This month, around 1,500 residents of Whaley Bridge were evacuated from their homes as a precaution taken in the event of a nearby damaged dam collapsing. The dam held back 1.2m tonnes of water from the Toddbrook reservoir, and was put under strain after a sequence of heavy rain and thunderstorms threatened to cause overspill into the nearby town. Whilst the residents were safely allowed to return to their homes, the general upkeep of the dam has been called into question by government officials and industry experts alike. Heavy rain is expected in the north of England and structures are built with it in mind. It was however, the extent of the damage to the dam’s spillway which led to the evacuation of Whaley Bridge, leading engineers to question what went wrong.
For some, the presence of vegetation on the dam has led experts to put the collapse down to an excess of water entering the structure itself. Plants and grass growing on the slipway suggest a weakness in the dam’s structure as roots create cracks and holes in the slabs which allowed water to enter and for slabs to come off. Failure to reinforce the slabs with steel also means the dam might have been weaker than it should have been, even before the extremely heavy rainfall. Though the extent of the dam’s internal weakness is yet to be determined, the issues being raised underline the crucial importance of investing in and maintaining structures after the opening ribbon has been cut, to avoid life-threatening disrepair.
Engineering involves a 360 degree view of a site and its structure but it also involves thinking forwards and backwards in time. Good engineering means planning for the future and weather proofing is a crucial part of design work. Of course, there are extreme weather events for which you can never be fully prepared, but understanding the context of a site is incredibly important. Whether it’s site sloping, the load paths of existing structures or water drainage, a thorough site investigation is an absolutely vital part of the engineering process. It’s only by doing your homework and fully understanding a site’s context that you’ll be able to find the best engineering solutions and be able to build for longevity.

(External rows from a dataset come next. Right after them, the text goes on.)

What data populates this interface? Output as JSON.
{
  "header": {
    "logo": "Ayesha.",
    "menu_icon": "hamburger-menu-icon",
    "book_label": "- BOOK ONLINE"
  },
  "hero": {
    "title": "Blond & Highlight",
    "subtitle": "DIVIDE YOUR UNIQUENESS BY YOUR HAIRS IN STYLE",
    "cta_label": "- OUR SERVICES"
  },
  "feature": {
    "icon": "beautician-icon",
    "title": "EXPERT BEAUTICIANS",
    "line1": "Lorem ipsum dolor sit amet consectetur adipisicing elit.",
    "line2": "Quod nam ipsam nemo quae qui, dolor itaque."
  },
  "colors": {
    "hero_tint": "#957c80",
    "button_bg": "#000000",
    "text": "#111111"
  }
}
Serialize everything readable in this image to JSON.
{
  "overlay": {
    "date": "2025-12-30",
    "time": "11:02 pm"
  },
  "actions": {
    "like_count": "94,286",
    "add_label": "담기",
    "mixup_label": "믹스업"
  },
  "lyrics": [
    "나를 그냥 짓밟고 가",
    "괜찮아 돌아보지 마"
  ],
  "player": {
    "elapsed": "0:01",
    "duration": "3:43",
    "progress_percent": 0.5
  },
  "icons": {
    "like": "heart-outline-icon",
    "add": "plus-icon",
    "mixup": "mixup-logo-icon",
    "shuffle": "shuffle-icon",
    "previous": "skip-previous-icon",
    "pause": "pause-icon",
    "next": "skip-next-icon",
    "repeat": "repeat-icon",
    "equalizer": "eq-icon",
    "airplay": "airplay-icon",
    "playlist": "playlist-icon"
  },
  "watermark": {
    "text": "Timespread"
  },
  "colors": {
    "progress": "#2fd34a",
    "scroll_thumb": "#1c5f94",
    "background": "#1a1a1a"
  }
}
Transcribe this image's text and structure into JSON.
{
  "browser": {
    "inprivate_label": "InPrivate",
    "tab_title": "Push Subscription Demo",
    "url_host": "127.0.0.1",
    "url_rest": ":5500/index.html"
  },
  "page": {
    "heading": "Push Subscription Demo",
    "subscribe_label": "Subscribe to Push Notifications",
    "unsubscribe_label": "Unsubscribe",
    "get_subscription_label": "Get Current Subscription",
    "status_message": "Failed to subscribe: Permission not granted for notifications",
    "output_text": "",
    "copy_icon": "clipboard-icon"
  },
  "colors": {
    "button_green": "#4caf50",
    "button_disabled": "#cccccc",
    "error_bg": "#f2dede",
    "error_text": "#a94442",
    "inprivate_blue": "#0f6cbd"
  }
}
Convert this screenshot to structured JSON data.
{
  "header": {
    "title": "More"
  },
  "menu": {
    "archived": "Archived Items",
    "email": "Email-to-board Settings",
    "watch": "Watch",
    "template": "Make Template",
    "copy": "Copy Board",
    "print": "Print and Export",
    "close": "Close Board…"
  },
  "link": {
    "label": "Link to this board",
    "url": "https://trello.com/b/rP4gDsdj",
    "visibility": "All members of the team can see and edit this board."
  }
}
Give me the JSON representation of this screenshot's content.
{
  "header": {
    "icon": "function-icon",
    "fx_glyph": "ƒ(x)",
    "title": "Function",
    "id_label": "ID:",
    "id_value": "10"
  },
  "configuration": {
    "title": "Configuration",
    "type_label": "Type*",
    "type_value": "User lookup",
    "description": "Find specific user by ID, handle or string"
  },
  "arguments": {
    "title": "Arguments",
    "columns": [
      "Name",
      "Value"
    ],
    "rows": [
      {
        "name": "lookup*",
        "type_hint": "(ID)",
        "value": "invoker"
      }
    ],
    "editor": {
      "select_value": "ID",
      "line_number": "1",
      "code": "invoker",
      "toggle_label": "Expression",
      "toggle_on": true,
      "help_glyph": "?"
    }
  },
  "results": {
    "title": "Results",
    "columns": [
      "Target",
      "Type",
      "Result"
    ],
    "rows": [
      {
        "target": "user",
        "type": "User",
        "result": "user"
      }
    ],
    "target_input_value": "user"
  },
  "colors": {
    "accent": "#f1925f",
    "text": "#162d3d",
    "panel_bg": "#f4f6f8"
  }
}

However, building for longevity nowadays involves another angle: building sustainably. Extreme weather conditions are linked to climate change, so to further protect our built environment, we need to protect the natural one. That’s why Lyons O’Neill, along with over 80 other engineers have signed the UK Structural Engineers Climate & Biodiversity Emergency Declaration. This pledge recognises the crisis of climate breakdown and commits to ‘meeting the needs of our society without breaching the earth’s ecological boundaries’. It’s a pledge that informs our practice, and our team is always looking to use the most sustainable methods in our work, from our use of Cross-Laminated Timber, to designing Sustainable Drainage Systems (SuDS) and helping clients achieve high BREEAM ratings.
]The aversion of the dam’s complete collapse is one of the better stories of 2019 and testament to the round-the-clock efforts to reinforce its slabs. Though it was incredibly fortunate the town didn’t flood and no one was hurt, the reservoir threat is still ongoing for Whaley Bridge and it’s clear there’s much work to be done. This episode also has crucial lessons to teach us around the design and upkeep of structure, which construction teams would be foolish to ignore.